Extensive pre-COVID-19 studies between 2011-2017 show burnout rates between 44% to 54%. This affects access to care, patient safety, patients’ following of their physicians’ recommendations, and quality of care.

  • Suicide among physicians exceed 400/year.
  • As the current healthcare crisis continues, both anxiety and rates of burnout will increase.
  • A 2018 study of oncologists (Tjasink and Soosaipillai) showed improvement in emotional exhaustion and personal achievement, two of the three markers of burnout, with a brief series of art therapy sessions.
  • A 2014 study (Potash, Hy Ho, Chan, Lu Wang, and Cheng) provided preliminary evidence that art-therapy-based supervision for end-of-life care workers can reduce burnout by enhancing emotional awareness and regulation, fostering meaning-making, and promoting reflection on death. 
  • A 2012 study (Westrhenena and Fritz) showed that expressive arts facilitated communication and self-care and improved the wellbeing of the professional hospice workers.
  • A 2012 study (Steensma) expresses the acts of reflection and storytelling can also help keep us sane amid the pressures of rapidly changing practice patterns and the daily emotional challenges of working with seriously ill and dying patients.

Join our effort to support our health care workers as they battle on the frontlines.

Our goal is to offer these programs to every clinician in the country, and each donation helps us launch in another health care facility.

Within the arts lies a powerful but largely untapped force for healing.
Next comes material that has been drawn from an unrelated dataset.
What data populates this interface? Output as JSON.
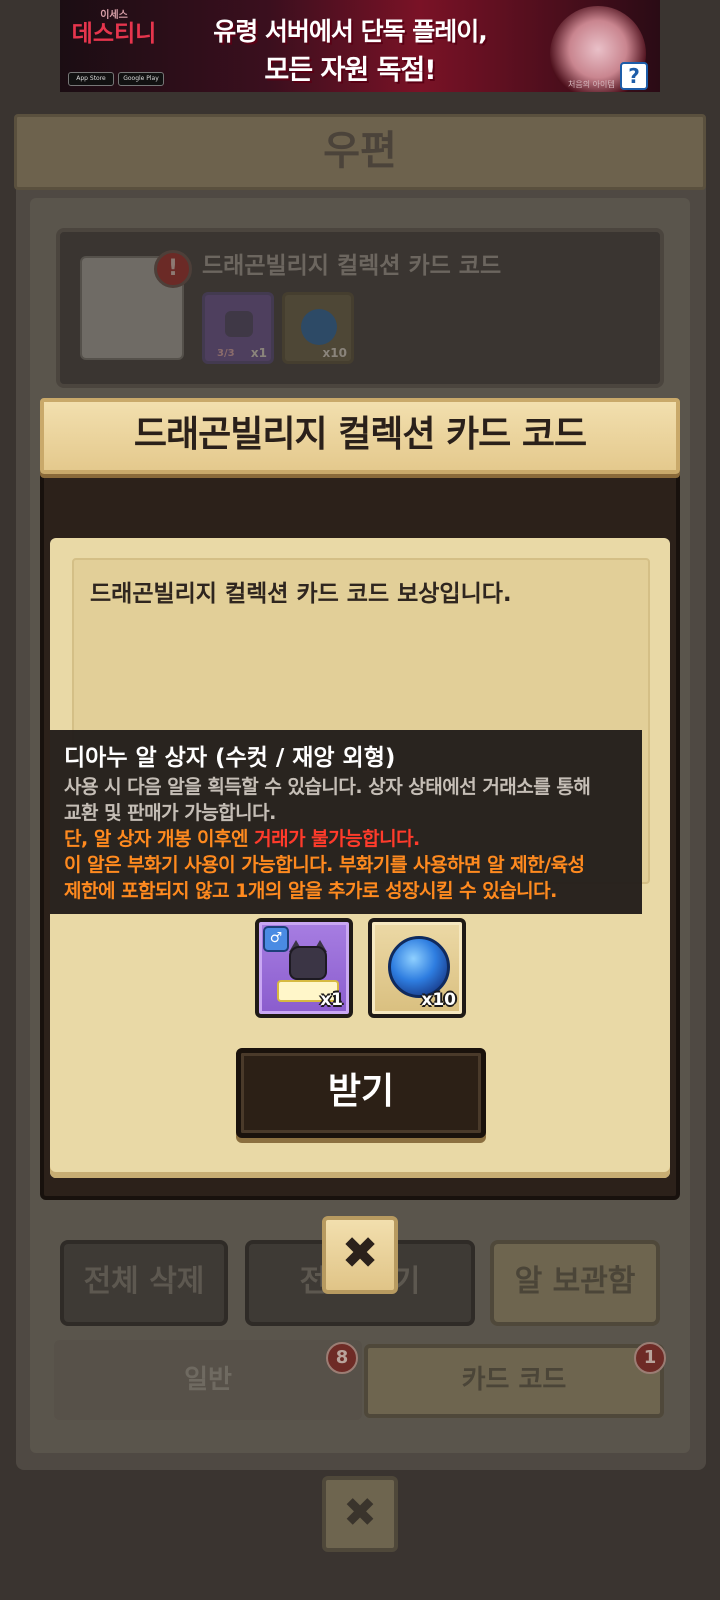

The arts and science are two sides of the same coin, which is our shared humanity. Our ability to live fulfilling, healthy lives depends on bringing these two forces together.

- Vivek H. Murthy, MD, MBA 19th Surgeon General of the United States

Become a Sponsor

If you are interested in sponsorship opportunities, or learning what more you or your company/organization to do to support our efforts, please contact us – we’d love to hear from you.